▸ What is needed
Give the listing again word for word, excluding the pictures it contains.

▸ Data under study
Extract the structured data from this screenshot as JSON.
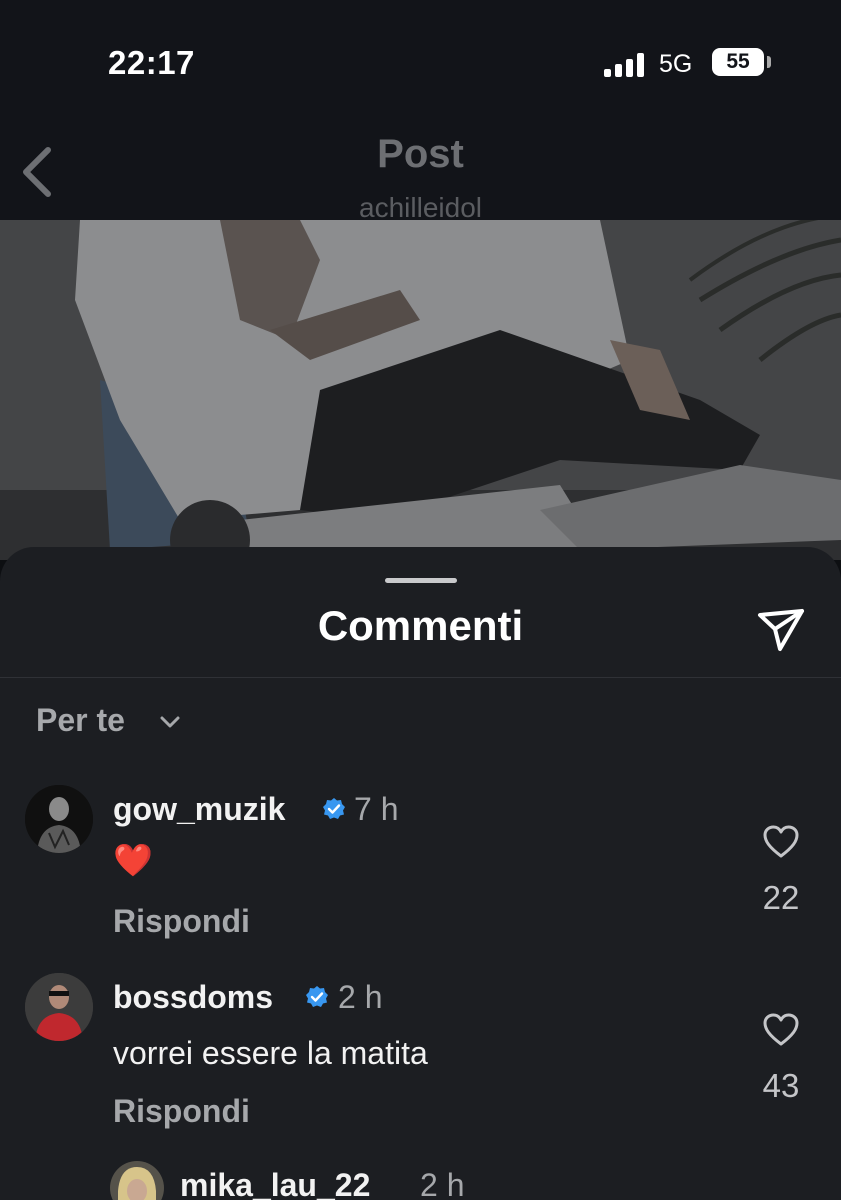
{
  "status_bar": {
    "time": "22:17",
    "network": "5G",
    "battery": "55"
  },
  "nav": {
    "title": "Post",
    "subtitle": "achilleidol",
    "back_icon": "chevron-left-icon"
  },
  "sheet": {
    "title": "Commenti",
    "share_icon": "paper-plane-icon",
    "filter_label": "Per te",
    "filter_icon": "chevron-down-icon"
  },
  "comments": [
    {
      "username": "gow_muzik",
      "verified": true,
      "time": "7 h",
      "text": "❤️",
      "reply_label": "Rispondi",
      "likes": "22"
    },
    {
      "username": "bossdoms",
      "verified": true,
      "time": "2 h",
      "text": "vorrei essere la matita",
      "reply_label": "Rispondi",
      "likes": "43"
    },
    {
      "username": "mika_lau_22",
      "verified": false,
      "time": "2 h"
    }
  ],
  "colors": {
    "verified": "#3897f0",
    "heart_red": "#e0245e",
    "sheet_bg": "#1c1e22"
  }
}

▸ Expected answer
Extract the structured data from this screenshot as JSON.
{
  "status_bar": {
    "time": "22:17",
    "network": "5G",
    "battery": "55"
  },
  "nav": {
    "title": "Post",
    "subtitle": "achilleidol",
    "back_icon": "chevron-left-icon"
  },
  "sheet": {
    "title": "Commenti",
    "share_icon": "paper-plane-icon",
    "filter_label": "Per te",
    "filter_icon": "chevron-down-icon"
  },
  "comments": [
    {
      "username": "gow_muzik",
      "verified": true,
      "time": "7 h",
      "text": "❤️",
      "reply_label": "Rispondi",
      "likes": "22"
    },
    {
      "username": "bossdoms",
      "verified": true,
      "time": "2 h",
      "text": "vorrei essere la matita",
      "reply_label": "Rispondi",
      "likes": "43"
    },
    {
      "username": "mika_lau_22",
      "verified": false,
      "time": "2 h"
    }
  ],
  "colors": {
    "verified": "#3897f0",
    "heart_red": "#e0245e",
    "sheet_bg": "#1c1e22"
  }
}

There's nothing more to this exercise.